Nerguizian agreed. “Even if you had less acrimony in the Gulf, there is low confidence that regional states can, at present, create the level of confidence, coordination and unity to put in place a binding mutual defense pact. It is also important to bear in mind that far too many regional states remain focused on pursuing bilateral security arrangements with external states — whether they be the U.S., Russia, Israel and so on. But in both cases — collective security and bilateral security arrangements — success remains illusive.”
Will there be more joint military drills?
No new joint defense exercise has been announced or scheduled for the coming year, but al Ajamy stressed that “the participation of Qataris in military exercises did not stop even during the Gulf crisis.”
“I do not think that there will be new exercises since already there are joint drills covering all domains,” he explained.
But any additional exercises involving the al-Ula signatories would focus on combating asymmetric threats, according to Mohamed al-Kenany, a military affairs researcher and defense analyst at the Arab Forum for Analyzing Iranian Policies in Cairo.
“I think that the focus will be on joint exercises to counter terrorism and asymmetric threats to confront the danger posed by Iran. It is likely that the North Thunder exercises, which were previously conducted with the participation of a number of Arab countries, including Qatar and Egypt, will be emphasized,” he said. (The North Thunder exercise was held in 2016 in Saudi Arabia, and Qatar was among the 20 countries that participated.)
“And we may see in the future a symbolic Qatari participation or through observers in joint exercises,” he noted, emphasizing that this could depend on whether Qatar is seen as interfering in Egypt’s affairs — something the government is closely monitoring.
But perhaps the most important question is whether the al-Ula agreement will even hold.
“This is at best a cold peace in the Gulf before the next unforeseen crisis rears its ugly head,” Nerguizian predicted.
The Associated Press contributed to this report.

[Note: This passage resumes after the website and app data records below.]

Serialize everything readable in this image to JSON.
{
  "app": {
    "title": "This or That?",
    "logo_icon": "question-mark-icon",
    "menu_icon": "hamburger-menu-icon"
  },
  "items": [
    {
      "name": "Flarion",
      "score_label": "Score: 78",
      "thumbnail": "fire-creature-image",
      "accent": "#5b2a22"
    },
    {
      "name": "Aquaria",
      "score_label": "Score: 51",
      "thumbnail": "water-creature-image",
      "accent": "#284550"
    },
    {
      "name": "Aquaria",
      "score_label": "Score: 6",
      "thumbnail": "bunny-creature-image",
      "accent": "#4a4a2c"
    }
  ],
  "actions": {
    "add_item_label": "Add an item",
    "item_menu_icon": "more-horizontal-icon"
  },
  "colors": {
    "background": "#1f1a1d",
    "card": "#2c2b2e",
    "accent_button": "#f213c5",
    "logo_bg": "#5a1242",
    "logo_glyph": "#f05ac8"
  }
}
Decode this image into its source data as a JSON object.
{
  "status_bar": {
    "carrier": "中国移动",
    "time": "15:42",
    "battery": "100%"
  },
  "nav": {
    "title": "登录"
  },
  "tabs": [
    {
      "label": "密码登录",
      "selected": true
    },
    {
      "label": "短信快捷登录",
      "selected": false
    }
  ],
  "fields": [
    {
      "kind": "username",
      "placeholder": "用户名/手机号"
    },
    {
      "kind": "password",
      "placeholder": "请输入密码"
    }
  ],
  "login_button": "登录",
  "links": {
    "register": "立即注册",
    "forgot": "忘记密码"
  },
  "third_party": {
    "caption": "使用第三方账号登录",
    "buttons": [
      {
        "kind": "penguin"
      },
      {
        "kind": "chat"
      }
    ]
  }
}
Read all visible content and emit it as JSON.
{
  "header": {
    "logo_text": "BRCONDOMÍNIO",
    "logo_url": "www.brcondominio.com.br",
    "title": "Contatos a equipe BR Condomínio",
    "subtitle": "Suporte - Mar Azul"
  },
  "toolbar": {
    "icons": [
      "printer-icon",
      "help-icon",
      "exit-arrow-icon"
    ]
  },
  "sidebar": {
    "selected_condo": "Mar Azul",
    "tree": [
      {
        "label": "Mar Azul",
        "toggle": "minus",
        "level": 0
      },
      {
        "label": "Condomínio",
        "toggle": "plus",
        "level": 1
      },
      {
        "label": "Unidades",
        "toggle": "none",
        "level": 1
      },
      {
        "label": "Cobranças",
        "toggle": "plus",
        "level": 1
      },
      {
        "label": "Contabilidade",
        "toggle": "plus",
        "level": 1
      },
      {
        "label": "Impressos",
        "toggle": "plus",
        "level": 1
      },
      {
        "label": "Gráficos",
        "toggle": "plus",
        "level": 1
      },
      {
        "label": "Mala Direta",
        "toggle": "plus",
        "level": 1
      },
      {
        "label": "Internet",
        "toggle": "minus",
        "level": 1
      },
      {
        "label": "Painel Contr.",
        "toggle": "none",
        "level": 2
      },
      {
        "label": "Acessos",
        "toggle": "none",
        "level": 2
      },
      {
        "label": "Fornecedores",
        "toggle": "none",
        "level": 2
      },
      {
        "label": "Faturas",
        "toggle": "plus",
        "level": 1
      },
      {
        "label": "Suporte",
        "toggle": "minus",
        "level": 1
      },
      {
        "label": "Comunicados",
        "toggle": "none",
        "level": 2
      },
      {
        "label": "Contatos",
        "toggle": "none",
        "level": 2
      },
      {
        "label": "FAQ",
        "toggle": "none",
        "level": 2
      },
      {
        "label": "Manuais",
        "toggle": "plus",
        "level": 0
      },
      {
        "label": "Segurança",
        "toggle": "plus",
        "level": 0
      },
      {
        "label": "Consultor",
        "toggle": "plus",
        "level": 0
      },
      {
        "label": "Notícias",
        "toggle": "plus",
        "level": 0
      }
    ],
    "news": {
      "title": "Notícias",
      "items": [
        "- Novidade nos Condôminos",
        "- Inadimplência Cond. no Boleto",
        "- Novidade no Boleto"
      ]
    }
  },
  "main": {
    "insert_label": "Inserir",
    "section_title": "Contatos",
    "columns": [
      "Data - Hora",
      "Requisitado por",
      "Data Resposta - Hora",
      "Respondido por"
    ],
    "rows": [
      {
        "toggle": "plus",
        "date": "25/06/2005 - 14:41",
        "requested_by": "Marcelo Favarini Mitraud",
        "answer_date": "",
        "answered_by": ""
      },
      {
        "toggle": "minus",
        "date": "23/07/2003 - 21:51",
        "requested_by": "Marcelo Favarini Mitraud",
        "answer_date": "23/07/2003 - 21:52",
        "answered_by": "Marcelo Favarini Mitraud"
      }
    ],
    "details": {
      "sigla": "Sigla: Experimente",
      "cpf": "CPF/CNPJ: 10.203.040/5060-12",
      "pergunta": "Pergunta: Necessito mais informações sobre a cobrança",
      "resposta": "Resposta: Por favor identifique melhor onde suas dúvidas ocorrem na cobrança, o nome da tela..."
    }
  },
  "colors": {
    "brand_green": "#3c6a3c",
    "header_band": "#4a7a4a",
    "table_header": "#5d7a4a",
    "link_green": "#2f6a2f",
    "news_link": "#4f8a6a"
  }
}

Agnes Helou is a Middle East correspondent for Defense News. Her interests include missile defense, cybersecurity, the interoperability of weapons systems and strategic issues in the Middle East and Gulf region.